**Material supplied**
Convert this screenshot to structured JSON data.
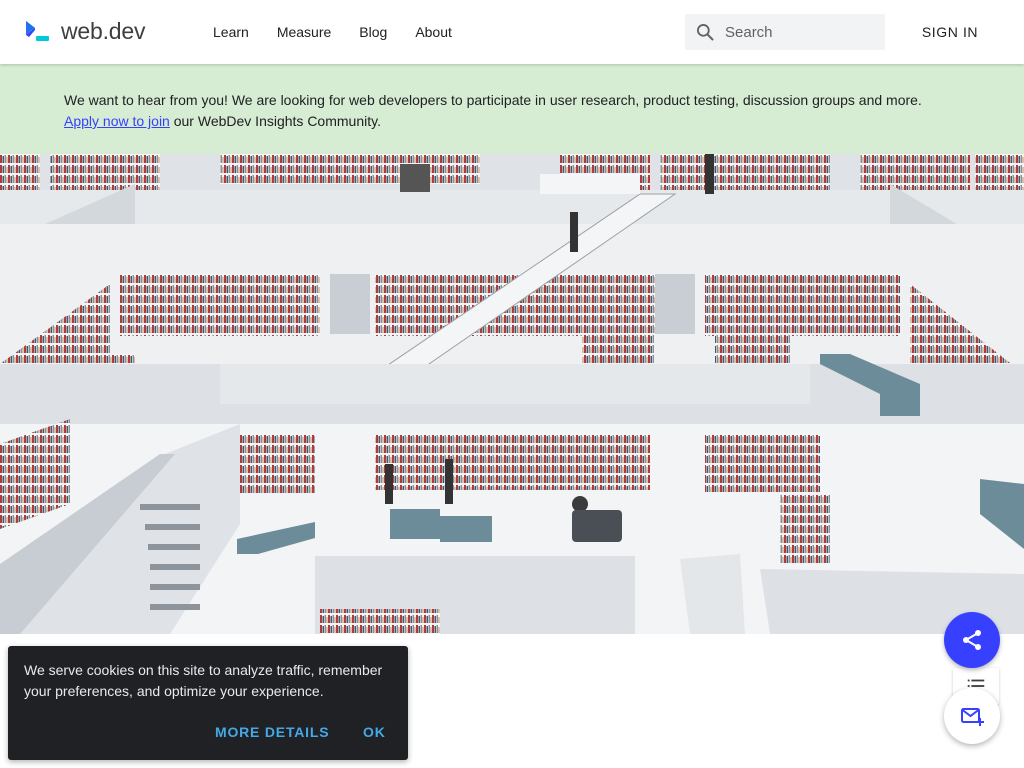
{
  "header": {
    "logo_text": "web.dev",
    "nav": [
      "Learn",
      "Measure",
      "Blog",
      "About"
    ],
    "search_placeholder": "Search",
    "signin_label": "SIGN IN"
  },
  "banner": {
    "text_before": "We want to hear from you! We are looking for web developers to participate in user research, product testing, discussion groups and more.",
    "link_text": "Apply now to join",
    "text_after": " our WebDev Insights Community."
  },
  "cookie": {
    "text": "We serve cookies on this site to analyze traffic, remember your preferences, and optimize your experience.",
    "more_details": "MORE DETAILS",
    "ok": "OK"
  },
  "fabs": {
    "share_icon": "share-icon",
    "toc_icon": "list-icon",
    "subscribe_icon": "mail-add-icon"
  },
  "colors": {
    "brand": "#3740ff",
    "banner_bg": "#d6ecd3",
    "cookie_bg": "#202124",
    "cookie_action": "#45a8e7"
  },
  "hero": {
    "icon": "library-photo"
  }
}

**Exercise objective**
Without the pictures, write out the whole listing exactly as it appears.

**Response area**
Convert this screenshot to structured JSON data.
{
  "header": {
    "logo_text": "web.dev",
    "nav": [
      "Learn",
      "Measure",
      "Blog",
      "About"
    ],
    "search_placeholder": "Search",
    "signin_label": "SIGN IN"
  },
  "banner": {
    "text_before": "We want to hear from you! We are looking for web developers to participate in user research, product testing, discussion groups and more.",
    "link_text": "Apply now to join",
    "text_after": " our WebDev Insights Community."
  },
  "cookie": {
    "text": "We serve cookies on this site to analyze traffic, remember your preferences, and optimize your experience.",
    "more_details": "MORE DETAILS",
    "ok": "OK"
  },
  "fabs": {
    "share_icon": "share-icon",
    "toc_icon": "list-icon",
    "subscribe_icon": "mail-add-icon"
  },
  "colors": {
    "brand": "#3740ff",
    "banner_bg": "#d6ecd3",
    "cookie_bg": "#202124",
    "cookie_action": "#45a8e7"
  },
  "hero": {
    "icon": "library-photo"
  }
}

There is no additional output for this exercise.